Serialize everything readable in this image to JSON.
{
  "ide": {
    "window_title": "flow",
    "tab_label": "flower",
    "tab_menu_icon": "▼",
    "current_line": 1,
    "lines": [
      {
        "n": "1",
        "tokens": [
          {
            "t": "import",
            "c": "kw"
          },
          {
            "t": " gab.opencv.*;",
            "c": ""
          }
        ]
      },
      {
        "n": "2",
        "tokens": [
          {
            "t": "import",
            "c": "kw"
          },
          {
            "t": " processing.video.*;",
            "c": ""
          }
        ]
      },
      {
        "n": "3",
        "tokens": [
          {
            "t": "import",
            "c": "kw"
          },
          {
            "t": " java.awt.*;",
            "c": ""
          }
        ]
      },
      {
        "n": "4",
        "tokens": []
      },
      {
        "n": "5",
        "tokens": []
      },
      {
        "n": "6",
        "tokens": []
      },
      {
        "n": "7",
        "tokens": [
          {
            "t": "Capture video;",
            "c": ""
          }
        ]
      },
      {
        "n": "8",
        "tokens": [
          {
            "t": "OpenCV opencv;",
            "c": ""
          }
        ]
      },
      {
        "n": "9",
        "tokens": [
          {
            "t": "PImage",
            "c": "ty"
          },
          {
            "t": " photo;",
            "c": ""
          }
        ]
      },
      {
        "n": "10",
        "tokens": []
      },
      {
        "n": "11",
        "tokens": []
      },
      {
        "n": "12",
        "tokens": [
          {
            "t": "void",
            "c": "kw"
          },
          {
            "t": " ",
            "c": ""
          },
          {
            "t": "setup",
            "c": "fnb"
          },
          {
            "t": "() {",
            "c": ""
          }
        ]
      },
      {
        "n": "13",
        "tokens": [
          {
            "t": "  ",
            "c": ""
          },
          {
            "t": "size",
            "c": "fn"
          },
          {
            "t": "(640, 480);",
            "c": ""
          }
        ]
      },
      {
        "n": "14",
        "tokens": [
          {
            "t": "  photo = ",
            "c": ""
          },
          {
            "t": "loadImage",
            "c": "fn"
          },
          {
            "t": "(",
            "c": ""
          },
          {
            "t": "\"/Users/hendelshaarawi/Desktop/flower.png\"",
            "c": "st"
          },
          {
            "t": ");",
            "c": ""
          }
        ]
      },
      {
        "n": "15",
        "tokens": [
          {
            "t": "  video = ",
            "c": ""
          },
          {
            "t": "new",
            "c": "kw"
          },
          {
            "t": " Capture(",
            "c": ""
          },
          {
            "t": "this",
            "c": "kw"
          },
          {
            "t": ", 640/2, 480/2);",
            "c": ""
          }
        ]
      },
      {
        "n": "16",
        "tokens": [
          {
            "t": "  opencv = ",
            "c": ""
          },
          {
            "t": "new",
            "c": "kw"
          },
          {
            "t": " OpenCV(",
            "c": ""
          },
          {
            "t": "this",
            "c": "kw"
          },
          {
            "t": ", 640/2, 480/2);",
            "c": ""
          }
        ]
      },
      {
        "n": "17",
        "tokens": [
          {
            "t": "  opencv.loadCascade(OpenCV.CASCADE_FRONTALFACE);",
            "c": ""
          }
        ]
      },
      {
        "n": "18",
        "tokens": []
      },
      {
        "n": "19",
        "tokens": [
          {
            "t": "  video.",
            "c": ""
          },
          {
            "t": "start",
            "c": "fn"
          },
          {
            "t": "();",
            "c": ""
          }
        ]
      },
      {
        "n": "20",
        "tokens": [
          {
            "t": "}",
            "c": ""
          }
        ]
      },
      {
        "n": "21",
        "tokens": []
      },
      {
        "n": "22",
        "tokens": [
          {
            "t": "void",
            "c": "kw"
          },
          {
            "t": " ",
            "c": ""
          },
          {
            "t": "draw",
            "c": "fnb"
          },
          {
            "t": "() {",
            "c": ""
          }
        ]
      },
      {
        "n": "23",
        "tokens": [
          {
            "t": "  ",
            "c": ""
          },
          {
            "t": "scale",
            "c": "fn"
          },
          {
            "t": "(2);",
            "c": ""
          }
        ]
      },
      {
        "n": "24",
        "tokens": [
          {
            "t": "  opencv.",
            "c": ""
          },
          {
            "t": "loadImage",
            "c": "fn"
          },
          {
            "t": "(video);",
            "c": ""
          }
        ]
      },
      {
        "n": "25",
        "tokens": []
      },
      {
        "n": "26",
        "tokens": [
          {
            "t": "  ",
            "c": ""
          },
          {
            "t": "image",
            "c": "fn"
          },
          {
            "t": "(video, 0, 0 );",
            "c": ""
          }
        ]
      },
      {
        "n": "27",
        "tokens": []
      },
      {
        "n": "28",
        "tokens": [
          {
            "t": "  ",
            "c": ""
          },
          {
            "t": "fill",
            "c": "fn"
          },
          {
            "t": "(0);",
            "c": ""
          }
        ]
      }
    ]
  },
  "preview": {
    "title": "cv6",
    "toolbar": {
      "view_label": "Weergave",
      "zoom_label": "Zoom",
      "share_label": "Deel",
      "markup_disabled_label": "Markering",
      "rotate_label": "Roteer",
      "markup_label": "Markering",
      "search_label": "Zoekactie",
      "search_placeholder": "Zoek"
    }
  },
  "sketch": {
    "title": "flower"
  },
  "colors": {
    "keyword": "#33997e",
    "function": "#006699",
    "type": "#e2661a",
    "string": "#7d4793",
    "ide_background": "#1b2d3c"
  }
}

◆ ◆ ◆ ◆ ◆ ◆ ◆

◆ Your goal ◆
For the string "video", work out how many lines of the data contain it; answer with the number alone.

◆ Response area ◆
6